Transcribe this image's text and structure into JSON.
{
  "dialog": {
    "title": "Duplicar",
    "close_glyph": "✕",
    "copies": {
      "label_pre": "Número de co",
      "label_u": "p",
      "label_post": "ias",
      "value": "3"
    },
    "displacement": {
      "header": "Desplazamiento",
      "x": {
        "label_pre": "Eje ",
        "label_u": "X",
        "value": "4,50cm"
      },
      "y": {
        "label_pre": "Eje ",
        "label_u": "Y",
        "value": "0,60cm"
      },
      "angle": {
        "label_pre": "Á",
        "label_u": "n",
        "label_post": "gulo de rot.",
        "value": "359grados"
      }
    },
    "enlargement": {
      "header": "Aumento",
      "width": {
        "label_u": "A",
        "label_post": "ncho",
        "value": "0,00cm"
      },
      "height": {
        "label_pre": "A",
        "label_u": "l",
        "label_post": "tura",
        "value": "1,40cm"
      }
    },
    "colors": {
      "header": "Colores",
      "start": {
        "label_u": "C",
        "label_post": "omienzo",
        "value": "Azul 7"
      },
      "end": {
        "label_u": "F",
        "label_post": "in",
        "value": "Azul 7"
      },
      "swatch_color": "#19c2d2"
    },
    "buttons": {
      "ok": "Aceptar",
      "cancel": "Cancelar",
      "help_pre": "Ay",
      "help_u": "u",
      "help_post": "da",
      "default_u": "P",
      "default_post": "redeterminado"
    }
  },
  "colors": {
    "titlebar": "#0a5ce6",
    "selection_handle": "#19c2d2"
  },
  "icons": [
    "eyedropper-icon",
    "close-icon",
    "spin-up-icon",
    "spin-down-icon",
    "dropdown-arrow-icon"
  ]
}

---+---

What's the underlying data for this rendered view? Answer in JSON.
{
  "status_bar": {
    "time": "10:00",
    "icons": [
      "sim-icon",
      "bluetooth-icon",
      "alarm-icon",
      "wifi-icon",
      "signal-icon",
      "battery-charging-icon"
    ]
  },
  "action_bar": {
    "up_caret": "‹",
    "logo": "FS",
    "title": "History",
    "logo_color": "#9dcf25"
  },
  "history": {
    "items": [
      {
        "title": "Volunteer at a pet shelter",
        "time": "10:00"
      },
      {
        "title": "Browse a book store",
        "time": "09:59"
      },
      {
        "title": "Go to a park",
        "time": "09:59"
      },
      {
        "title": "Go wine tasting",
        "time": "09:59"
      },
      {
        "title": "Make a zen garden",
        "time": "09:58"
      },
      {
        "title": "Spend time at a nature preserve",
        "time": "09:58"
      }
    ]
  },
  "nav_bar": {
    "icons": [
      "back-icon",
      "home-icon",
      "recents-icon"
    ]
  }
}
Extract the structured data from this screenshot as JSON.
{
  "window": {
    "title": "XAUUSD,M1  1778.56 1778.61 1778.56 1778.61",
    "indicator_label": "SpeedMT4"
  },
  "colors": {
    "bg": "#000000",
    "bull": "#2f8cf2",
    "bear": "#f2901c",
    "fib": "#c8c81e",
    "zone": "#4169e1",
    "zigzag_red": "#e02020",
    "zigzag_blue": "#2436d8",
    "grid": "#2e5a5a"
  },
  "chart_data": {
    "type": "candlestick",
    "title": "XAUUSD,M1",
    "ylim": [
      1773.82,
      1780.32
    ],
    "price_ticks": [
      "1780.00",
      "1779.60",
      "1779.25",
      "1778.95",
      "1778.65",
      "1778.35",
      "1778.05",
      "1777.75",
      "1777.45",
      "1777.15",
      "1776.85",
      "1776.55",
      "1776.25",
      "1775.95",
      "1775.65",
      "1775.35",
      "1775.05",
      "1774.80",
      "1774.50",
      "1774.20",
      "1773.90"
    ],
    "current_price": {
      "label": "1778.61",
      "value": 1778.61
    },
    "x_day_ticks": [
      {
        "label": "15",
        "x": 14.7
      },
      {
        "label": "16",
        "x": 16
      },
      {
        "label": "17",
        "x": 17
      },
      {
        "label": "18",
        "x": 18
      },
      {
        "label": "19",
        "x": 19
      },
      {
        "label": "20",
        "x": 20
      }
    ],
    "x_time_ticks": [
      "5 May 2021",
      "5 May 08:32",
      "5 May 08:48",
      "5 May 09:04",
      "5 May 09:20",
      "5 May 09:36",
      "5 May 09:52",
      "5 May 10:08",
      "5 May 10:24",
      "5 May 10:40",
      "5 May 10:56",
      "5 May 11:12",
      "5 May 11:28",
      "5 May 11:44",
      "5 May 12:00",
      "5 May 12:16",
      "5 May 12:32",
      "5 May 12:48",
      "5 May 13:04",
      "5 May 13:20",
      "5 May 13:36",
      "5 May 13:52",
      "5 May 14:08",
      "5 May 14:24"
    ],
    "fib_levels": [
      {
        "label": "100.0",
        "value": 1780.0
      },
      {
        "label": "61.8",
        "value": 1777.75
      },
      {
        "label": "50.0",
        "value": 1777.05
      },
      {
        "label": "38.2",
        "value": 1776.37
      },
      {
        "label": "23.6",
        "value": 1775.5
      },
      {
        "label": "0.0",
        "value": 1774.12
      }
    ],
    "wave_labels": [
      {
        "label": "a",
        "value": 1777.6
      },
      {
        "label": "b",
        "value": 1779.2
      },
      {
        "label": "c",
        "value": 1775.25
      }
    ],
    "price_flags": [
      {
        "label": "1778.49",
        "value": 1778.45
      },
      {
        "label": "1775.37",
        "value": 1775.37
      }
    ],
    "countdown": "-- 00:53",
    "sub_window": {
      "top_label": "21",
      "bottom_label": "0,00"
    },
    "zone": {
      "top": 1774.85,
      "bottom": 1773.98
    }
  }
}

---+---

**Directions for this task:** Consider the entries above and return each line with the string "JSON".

**Solution to this exercise:**
Transcribe this image's text and structure into JSON.
What's the underlying data for this rendered view? Answer in JSON.
Extract the structured data from this screenshot as JSON.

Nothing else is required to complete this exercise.